Whilst people now accept Low Cost Carriers as being a part of the furniture, it is interesting to note their continued rise and rise of their market share. Here is a look at how they are growing in different regions across the world in terms of seat capacity:-

 

2012                2013                +?-                   %

South America 52.7m              52,4m              -0.3m               -0.6%

North America 151.8m            154m               +2.2m              +1.5%

Europe                         180.6m            182m               +1.4m              +0.8%

Middle East                 11.5m              13.5m              +2m                 +17.7%
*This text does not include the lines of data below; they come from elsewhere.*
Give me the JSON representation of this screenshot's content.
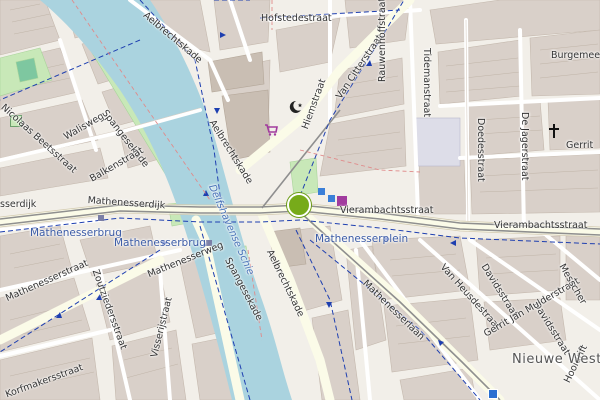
{
  "colors": {
    "background": "#f2efe9",
    "block": "#d9d0c9",
    "building": "#c9beb3",
    "water": "#aad3df",
    "park": "#c8e8b8",
    "road_major": "#f8f8ec",
    "road_minor": "#ffffff",
    "rail": "#8f8f8f",
    "bus_route": "#1e3fb0",
    "poi": "#7b3f99",
    "marker": "#77ab1a"
  },
  "streets": {
    "hofstedestraat": "Hofstedestraat",
    "aelbrechtskade_n": "Aelbrechtskade",
    "aelbrechtskade_mid": "Aelbrechtskade",
    "aelbrechtskade_s": "Aelbrechtskade",
    "van_citterstraat": "Van Citterstraat",
    "tidemanstraat": "Tidemanstraat",
    "burgemeester": "Burgemeester",
    "nicolaas_beetsstraat": "Nicolaas Beetsstraat",
    "walisweg": "Walisweg",
    "spangesekade_n": "Spangesekade",
    "spangesekade_s": "Spangesekade",
    "balkenstraat": "Balkenstraat",
    "mathenesserdijk": "Mathenesserdijk",
    "ssersdijk": "sserdijk",
    "hiemstraat": "Hiemstraat",
    "rauwenhoffstraat": "Rauwenhoffstraat",
    "doedesstraat": "Doedesstraat",
    "de_jagerstraat": "De Jagerstraat",
    "gerrit": "Gerrit",
    "vierambachtsstraat_1": "Vierambachtsstraat",
    "vierambachtsstraat_2": "Vierambachtsstraat",
    "mathenesserweg": "Mathenesserweg",
    "mathenesserstraat": "Mathenesserstraat",
    "zoutziedersstraat": "Zoutziedersstraat",
    "korfmakersstraat": "Korfmakersstraat",
    "visserijstraat": "Visserijstraat",
    "van_heusdestraat": "Van Heusdestraat",
    "davidsstraat_1": "Davidsstraat",
    "davidsstraat_2": "Davidsstraat",
    "gerrit_jan_mulderstraat": "Gerrit Jan Mulderstraat",
    "messcher": "Messcher",
    "hooidrift": "Hooidrift",
    "mathenesserlaan": "Mathenesserlaan",
    "schie": "De Schie",
    "delfshavense_schie": "Delfshavense Schie"
  },
  "transit": {
    "mathenesserbrug_1": "Mathenesserbrug",
    "mathenesserbrug_2": "Mathenesserbrug",
    "mathenesserplein": "Mathenesserplein"
  },
  "districts": {
    "nieuwe_westen": "Nieuwe Weste"
  },
  "icons": {
    "mosque": "star-and-crescent-icon",
    "shop": "shopping-cart-icon",
    "church": "cross-icon",
    "parking": "parking-icon",
    "toilet": "toilets-icon",
    "playground": "playground-icon",
    "tram_stop": "tram-stop-icon"
  }
}
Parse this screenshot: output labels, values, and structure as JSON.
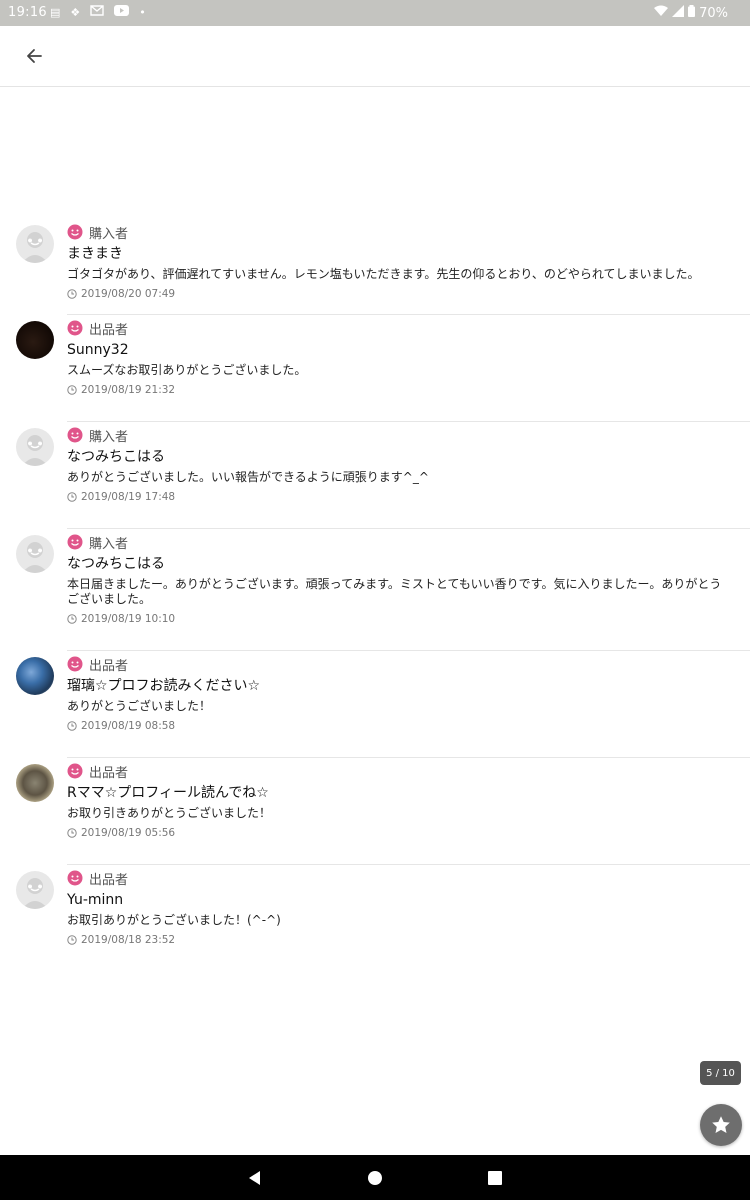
{
  "status_bar": {
    "time": "19:16",
    "notification_icons": [
      "sim-icon",
      "dropbox-icon",
      "mail-icon",
      "youtube-icon",
      "dot-icon"
    ],
    "battery": "70%"
  },
  "reviews": [
    {
      "avatar": "default",
      "role": "購入者",
      "name": "まきまき",
      "message": "ゴタゴタがあり、評価遅れてすいません。レモン塩もいただきます。先生の仰るとおり、のどやられてしまいました。",
      "date": "2019/08/20 07:49"
    },
    {
      "avatar": "dark",
      "role": "出品者",
      "name": "Sunny32",
      "message": "スムーズなお取引ありがとうございました。",
      "date": "2019/08/19 21:32"
    },
    {
      "avatar": "default",
      "role": "購入者",
      "name": "なつみちこはる",
      "message": "ありがとうございました。いい報告ができるように頑張ります^_^",
      "date": "2019/08/19 17:48"
    },
    {
      "avatar": "default",
      "role": "購入者",
      "name": "なつみちこはる",
      "message": "本日届きましたー。ありがとうございます。頑張ってみます。ミストとてもいい香りです。気に入りましたー。ありがとうございました。",
      "date": "2019/08/19 10:10"
    },
    {
      "avatar": "blue",
      "role": "出品者",
      "name": "瑠璃☆プロフお読みください☆",
      "message": "ありがとうございました！",
      "date": "2019/08/19 08:58"
    },
    {
      "avatar": "cat",
      "role": "出品者",
      "name": "Rママ☆プロフィール読んでね☆",
      "message": "お取り引きありがとうございました！",
      "date": "2019/08/19 05:56"
    },
    {
      "avatar": "default",
      "role": "出品者",
      "name": "Yu-minn",
      "message": "お取引ありがとうございました！(^-^)",
      "date": "2019/08/18 23:52"
    }
  ],
  "page_indicator": "5 / 10",
  "colors": {
    "role_icon": "#e0558a",
    "status_bar_bg": "#c4c4c0",
    "divider": "#e6e6e6"
  }
}
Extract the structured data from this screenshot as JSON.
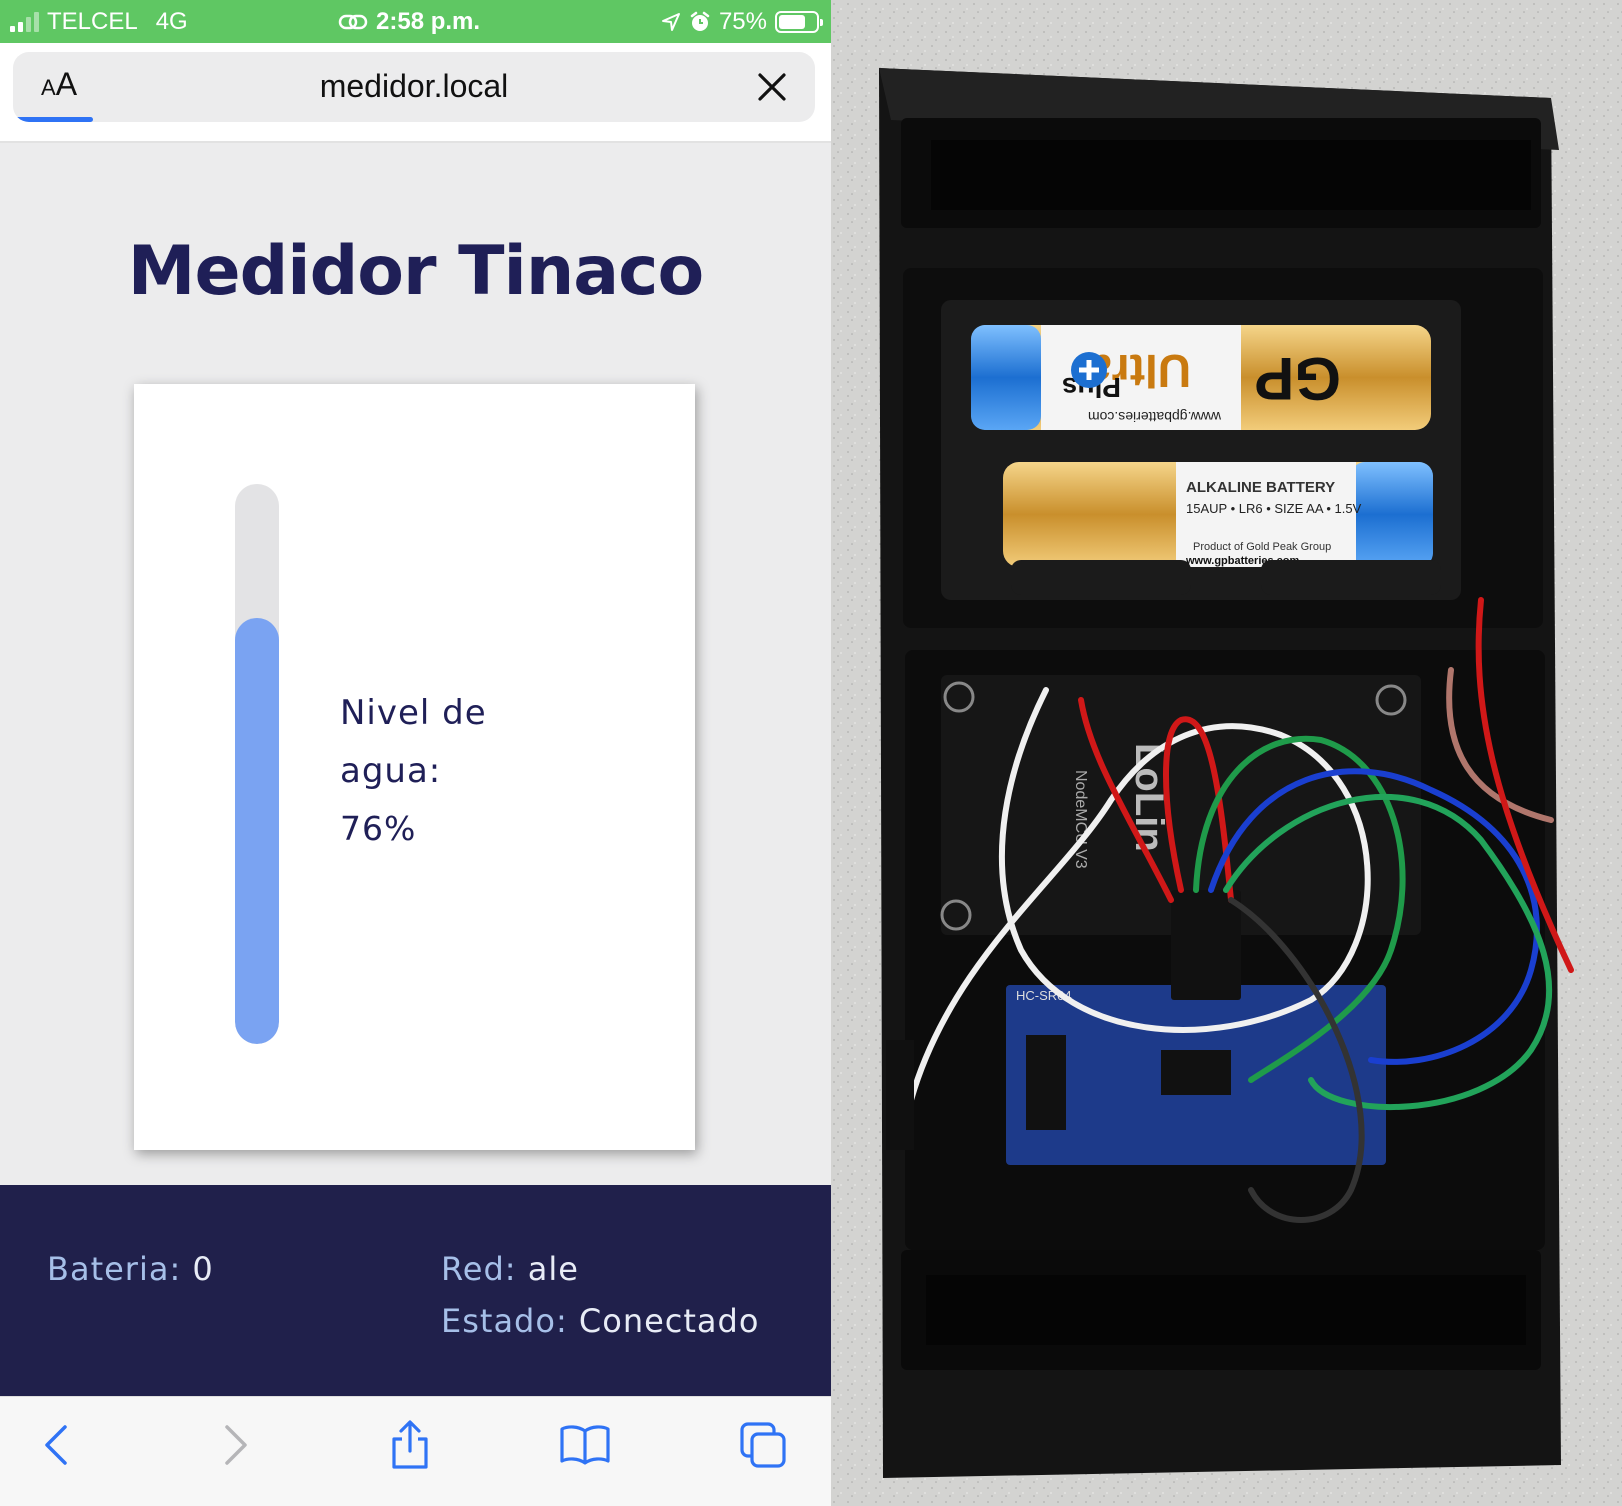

Africa                          3.8m                4.3m                +0.5m              +13.1%

Asia                             100.4m            129.3m            +28.9m            +28.7%

 

Getting cheaper at the front

BA have great Business Class offer for anyone wishing to treat themselves to a bit of luxury when flying between London and Sofia or vice versa. A return business class ticket is available including all taxes from 419 Euro for Sofia departures and for 387 Euro for London departures.

Tickets can be used until January 2015 but need to be booked by 11th March 2014.

 

It’s Murder

Why people seem to feel obliged to change a well known and respected name is

always a strange one. The latest scratching of the head revolve around the prestigious Orient – Express Hotels Group which will re brand itself as Belmond.

We are sure the 5m USD costs associated with the re-branding will be needed in order to change a good name into a not so good one.

 

 

Lost and Found

How forgetful are we? Quite a lot it seems if you listen to stories of what people leave in hotel rooms. Of course there are the usual false teeth and false limbs but perhaps the more extreme items are the keys to a Bugatti Sports Car and a 50,000 GBP Rolex watch.

Apparently working as a chamber maid in some five star hotels also has its perks such as being able to keep large sums of money that are often left there; the only proviso being the money has to be guarded for a reasonable amount of time before it goes back to ‘’finders keepers’’.

 

Stripping Back

The way to make money on long haul flights between Europe and North America has always been to sell as many First and Business Class seats as possible. It now seems that this theory may now be under threat as Delta, which has no First Class Section, also plans to reduce the size of its Business Class cabin so that it can squeeze in more Economy seats. This way it believes, it will make more money.

In short 12 seats are to be taken out of business to be replaced by 20 economy seats. Delta also states, perhaps worryingly for other airlines, that more and more people are reluctant to pay the costs associated with sitting at the front of the plane.

 

Delayed yet again

German Rail Operator Deutsche Bahn has yet again been forced to put back, this time indefinitely, its plans to launch rail services between the UK and mainland Europe.

Already delayed until 2016, the omens do not look good for the intended operation as Deutsche Bahn blames continued technical issues connected with the new trains being developed and the high costs of using France’s high speed tracks.

What also seems to have been omitted is the fact that UK bound passengers need border clearance in mainland Europe and perhaps the costs associated with this and who would pay for it have cooled Deutsche Bahn’s intentions somewhat on the new service.